Since we live in an computer-driven society, it should come as no surprise that your ability to repay your mortgage boils down to a single number.
The years of paying your various bills: your mortgage, car payments, and credit card bills can be analyzed, diced, spindled and mutilated into a single indicator of whether you're likely to meet your future obligations.
The three credit reporting agencies use slightly different formulas to build a credit score.
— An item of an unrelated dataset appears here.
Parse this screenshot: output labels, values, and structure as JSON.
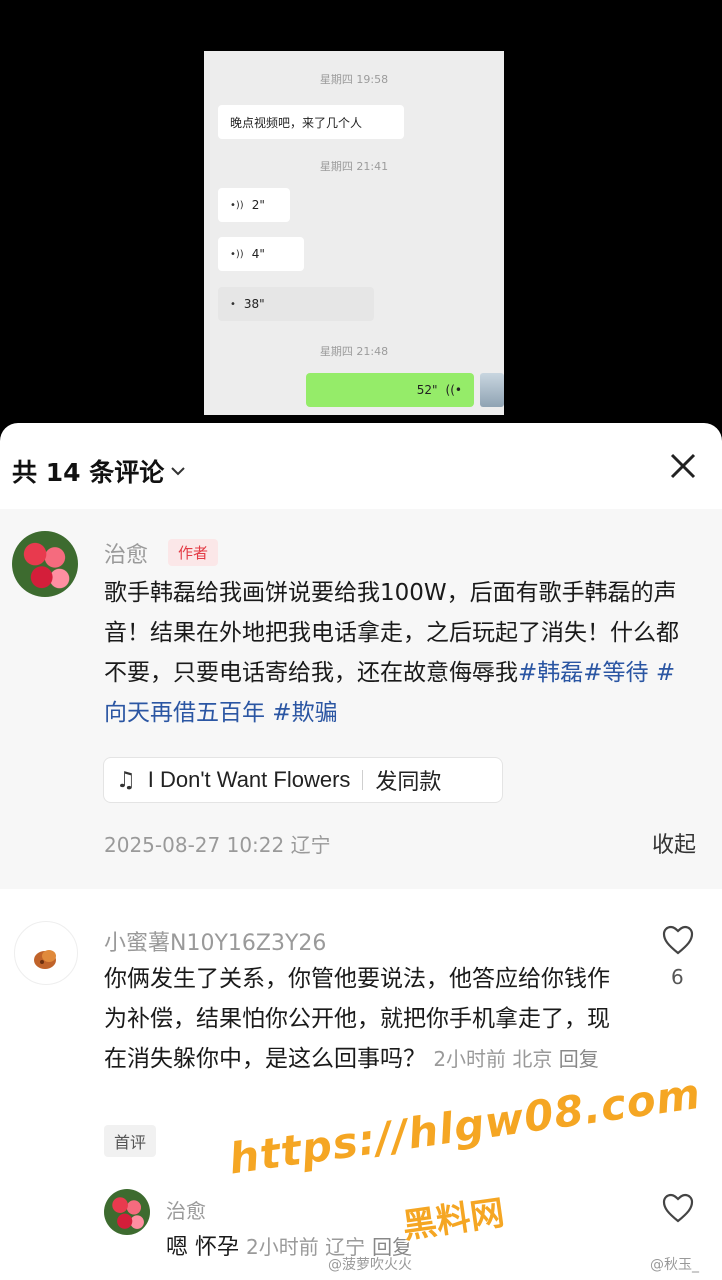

Fair Isaac and Cooriginally developed this score. .
While Experian still calls its score "FICO", TransUnion calls its score "Beacon" and Equifax uses "Empirica." While each of the models considers a range of data available in your credit report, each agency uses the following to calculate your credit score:
- Your Credit History - How many years have you had credit?
- Payment History - Do you have a history of late payments?
- Your Credit Card Balances - How many accounts do you hold, and how much do you owe?
- Requests for Credit - How many times have you had your credit checked for a loan?
These factors are weighted a little bit differently depending on which formula the agency uses. The results are added up and distilled into a single number. Credit scores range from 300 to 800. Higher is always better. Most home buyers have a score above 620.
Your score affects your interest rate
Did you know? Credit scores are used for more than just determining whether or not you qualify for a mortgage. Higher scores indicate you are probably a better credit risk, and thus may qualify for a better mortgage rate.
Can I raise my credit score?
Unfortunately, there isn't a lot you can do to immediately improve your credit score. Some companies promise quick fixes, but they can't do anything different than what you can do — for free. (Of course you can and should remove incorrect data on your credit report.)
How do I find out my FICO score?
To improve your credit score, you must obtain the reports that are used to build it. Of course, you need the score as well. Fair Isaac has created a web site (www.myFICO.com) that lets you do just that. It's inexpensive to quickly get your FICO score from all three reporting agencies, along with your credit report. They also provide helpful information and tools that help you understand how to improve your FICO score.
You can get a federally-mandated free credit report once a year from all three credit reporting agencies at AnnualCreditReport.com. These reports do not include a free credit score, but it's very inexpensive to get one at the same time.
Armed with this information, you'll be a more informed consumer and you'll be better positioned to get the right mortgage for you.
Want to know more about your credit score? Give us a call: (310) 373-7406.